The local authority therefore claimed that pollution levels have ‘fallen significantly’, and that city residents now breathe air which is ‘considerably cleaner and safer’ than in the recent past.
The Council is therefore ‘reviewing’ – alongside central Government – whether it is necessary and justifiable to have a Clean Air Zone. ‘If the city’s air pollution is expected to stay below legal limits, we will no longer have the support of the Government to introduce a charging Clean Air Zone’, Councillor James Lewis emphasised. ‘Given this uncertainty, our financial support will continue to be paused until this review is complete.’
Leeds City Council further suggested that air quality was improving before the pandemic due to cleaner vehicles, improved public transport, and other initiatives. Councillor Lewis claimed:
‘Many of our buses, taxis, private hire, and businesses are now driving cleaner vehicles. We have also accelerated highways schemes to cut traffic and create more space for cyclists and pedestrians. We are further investing in public transport infrastructure and have policies and schemes that support the uptake of electric and low emission vehicles’, Mr Lewis added.

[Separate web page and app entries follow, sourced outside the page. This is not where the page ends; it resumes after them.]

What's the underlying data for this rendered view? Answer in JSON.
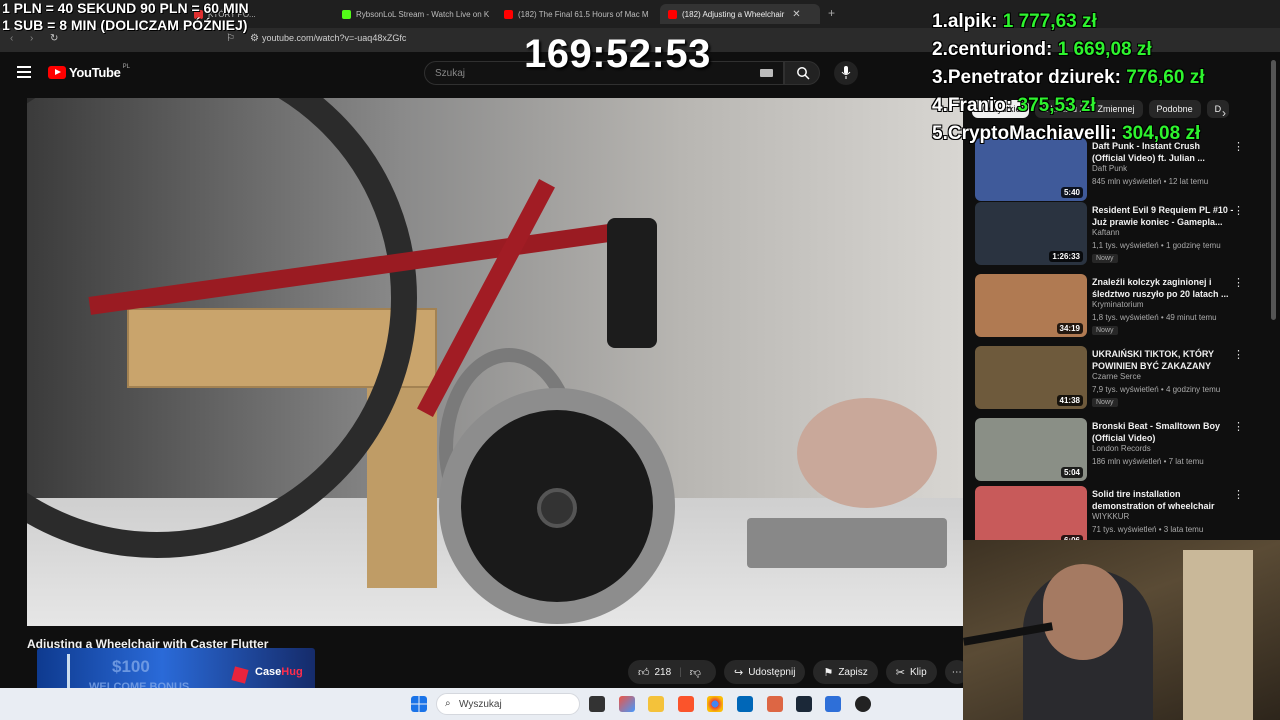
{
  "browser": {
    "tabs": [
      {
        "label": "KTÓRY PO...",
        "color": "#e03030"
      },
      {
        "label": "RybsonLoL Stream - Watch Live on K",
        "color": "#53fc18"
      },
      {
        "label": "(182) The Final 61.5 Hours of Mac M",
        "color": "#ff0000"
      },
      {
        "label": "(182) Adjusting a Wheelchair",
        "color": "#ff0000"
      }
    ],
    "url": "youtube.com/watch?v=-uaq48xZGfc"
  },
  "stream_overlay": {
    "rules_line1": "1 PLN = 40 SEKUND 90 PLN = 60 MIN",
    "rules_line2": "1 SUB = 8 MIN (DOLICZAM PÓŹNIEJ)",
    "timer": "169:52:53",
    "leaderboard": [
      {
        "rank": "1.",
        "name": "alpik:",
        "amount": "1 777,63 zł"
      },
      {
        "rank": "2.",
        "name": "centuriond:",
        "amount": "1 669,08 zł"
      },
      {
        "rank": "3.",
        "name": "Penetrator dziurek:",
        "amount": "776,60 zł"
      },
      {
        "rank": "4.",
        "name": "Franio:",
        "amount": "375,53 zł"
      },
      {
        "rank": "5.",
        "name": "CryptoMachiavelli:",
        "amount": "304,08 zł"
      }
    ]
  },
  "youtube": {
    "logo": "YouTube",
    "country": "PL",
    "search_placeholder": "Szukaj",
    "video_title": "Adjusting a Wheelchair with Caster Flutter",
    "actions": {
      "likes": "218",
      "share": "Udostępnij",
      "save": "Zapisz",
      "clip": "Klip"
    },
    "chips": [
      "Wszystkie",
      "Z kanału Zoo Zmiennej",
      "Podobne",
      "D"
    ],
    "recommendations": [
      {
        "title": "Daft Punk - Instant Crush (Official Video) ft. Julian ...",
        "channel": "Daft Punk",
        "meta": "845 mln wyświetleń • 12 lat temu",
        "duration": "5:40",
        "badge": "",
        "thumb": "#3f5a9a"
      },
      {
        "title": "Resident Evil 9 Requiem PL #10 - Już prawie koniec - Gamepla...",
        "channel": "Kaftann",
        "meta": "1,1 tys. wyświetleń • 1 godzinę temu",
        "duration": "1:26:33",
        "badge": "Nowy",
        "thumb": "#2a3340"
      },
      {
        "title": "Znaleźli kolczyk zaginionej i śledztwo ruszyło po 20 latach ...",
        "channel": "Kryminatorium",
        "meta": "1,8 tys. wyświetleń • 49 minut temu",
        "duration": "34:19",
        "badge": "Nowy",
        "thumb": "#b07a52"
      },
      {
        "title": "UKRAIŃSKI TIKTOK, KTÓRY POWINIEN BYĆ ZAKAZANY",
        "channel": "Czarne Serce",
        "meta": "7,9 tys. wyświetleń • 4 godziny temu",
        "duration": "41:38",
        "badge": "Nowy",
        "thumb": "#6e5a3c"
      },
      {
        "title": "Bronski Beat - Smalltown Boy (Official Video)",
        "channel": "London Records",
        "meta": "186 mln wyświetleń • 7 lat temu",
        "duration": "5:04",
        "badge": "",
        "thumb": "#8a8f86"
      },
      {
        "title": "Solid tire installation demonstration of wheelchair",
        "channel": "WIYKKUR",
        "meta": "71 tys. wyświetleń • 3 lata temu",
        "duration": "6:06",
        "badge": "",
        "thumb": "#c85a5a"
      }
    ]
  },
  "promo": {
    "big": "$100",
    "small": "WELCOME BONUS",
    "brand_a": "Case",
    "brand_b": "Hug"
  },
  "taskbar": {
    "search": "Wyszukaj"
  }
}
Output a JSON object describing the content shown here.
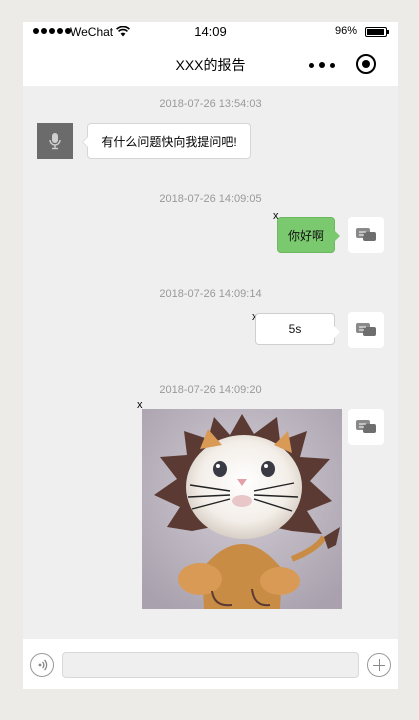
{
  "status_bar": {
    "carrier": "WeChat",
    "time": "14:09",
    "battery": "96%"
  },
  "nav": {
    "title": "XXX的报告"
  },
  "messages": [
    {
      "timestamp": "2018-07-26 13:54:03",
      "side": "left",
      "text": "有什么问题快向我提问吧!"
    },
    {
      "timestamp": "2018-07-26 14:09:05",
      "side": "right",
      "text": "你好啊",
      "delete": "x"
    },
    {
      "timestamp": "2018-07-26 14:09:14",
      "side": "right",
      "text": "5s",
      "delete": "x"
    },
    {
      "timestamp": "2018-07-26 14:09:20",
      "side": "right",
      "image": "cat-in-lion-costume",
      "delete": "x"
    }
  ],
  "input": {
    "value": "",
    "placeholder": ""
  },
  "icons": {
    "left_avatar": "microphone-icon",
    "right_avatar": "chat-bubble-icon",
    "voice": "voice-icon",
    "add": "plus-icon"
  },
  "colors": {
    "sent_bubble": "#7bc96f",
    "background": "#efefef"
  }
}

So:
- £6.8 million has been awarded to local businesses to help them switch to lower emission vehicles (as of July 28th 2020)
- Leeds has hundreds of electric vehicle charge points

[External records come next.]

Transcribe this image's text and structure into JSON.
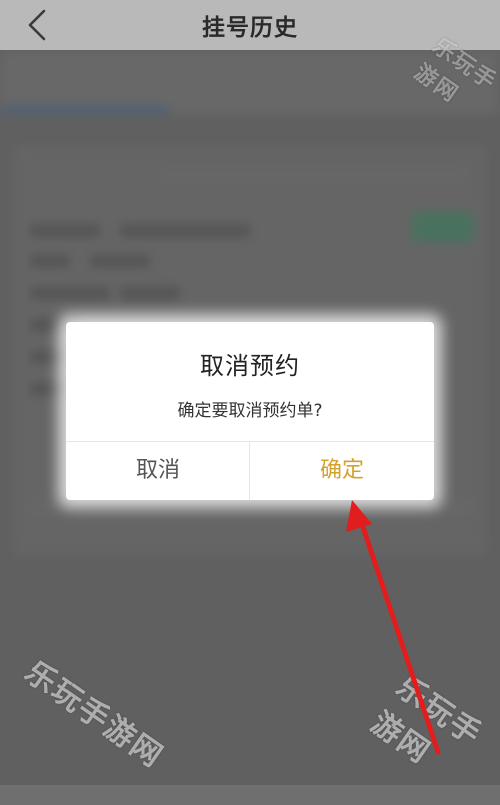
{
  "header": {
    "title": "挂号历史"
  },
  "background_page": {
    "tabs": [
      "",
      "",
      ""
    ]
  },
  "dialog": {
    "title": "取消预约",
    "message": "确定要取消预约单?",
    "cancel_label": "取消",
    "confirm_label": "确定"
  },
  "annotation": {
    "arrow_color": "#e11d1d"
  },
  "watermark": {
    "text": "乐玩手游网"
  },
  "colors": {
    "confirm_text": "#d4a12d",
    "accent_tab": "#3f6aa3",
    "green_button": "#4c8a6c"
  }
}
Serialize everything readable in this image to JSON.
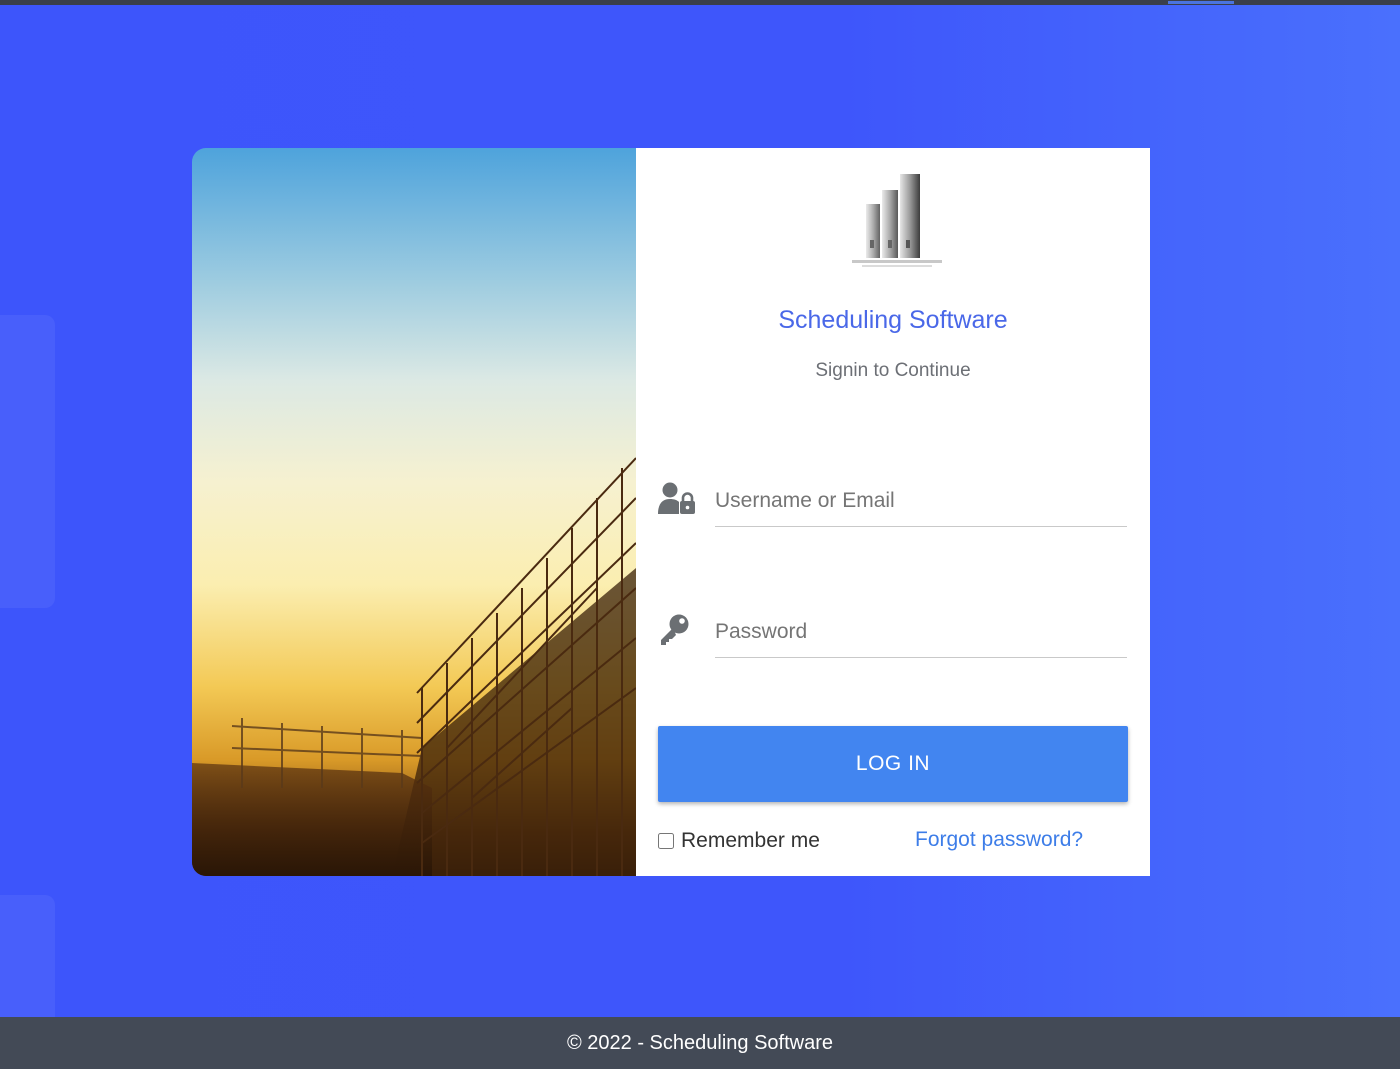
{
  "login": {
    "app_title": "Scheduling Software",
    "subtitle": "Signin to Continue",
    "username_placeholder": "Username or Email",
    "password_placeholder": "Password",
    "login_button": "LOG IN",
    "remember_label": "Remember me",
    "forgot_link": "Forgot password?"
  },
  "footer": {
    "text": "© 2022 - Scheduling Software"
  },
  "icons": {
    "user": "user-lock-icon",
    "password": "key-icon",
    "logo": "building-logo-icon"
  },
  "colors": {
    "background": "#3d55fb",
    "accent": "#4285f0",
    "title": "#4a68e8",
    "link": "#3d7de8",
    "footer": "#434a56"
  }
}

- The Council itself operates a fleet of 322 fully electric vans (more than any other local authority in England).
Despite such efforts, Leeds City Council recognised that uncertainty surrounding the Clean Air Zone is unsettling. ‘This latest update will be frustrating for many businesses’, Councillor Lewis said. ‘However, I ask drivers and operators for their patience while we carry out this urgent review. I hope to be able to clarify the future of the Leeds Clean Air Zone in autumn 2020.’
Councillor Lewis further said that the local authority is committed to providing residents with clean, healthy air irrespective of its decision on the proposed Clean Air Zone. ‘Tackling the climate emergency and protecting the health of everyone in Leeds remain priorities for the Council’, he revealed.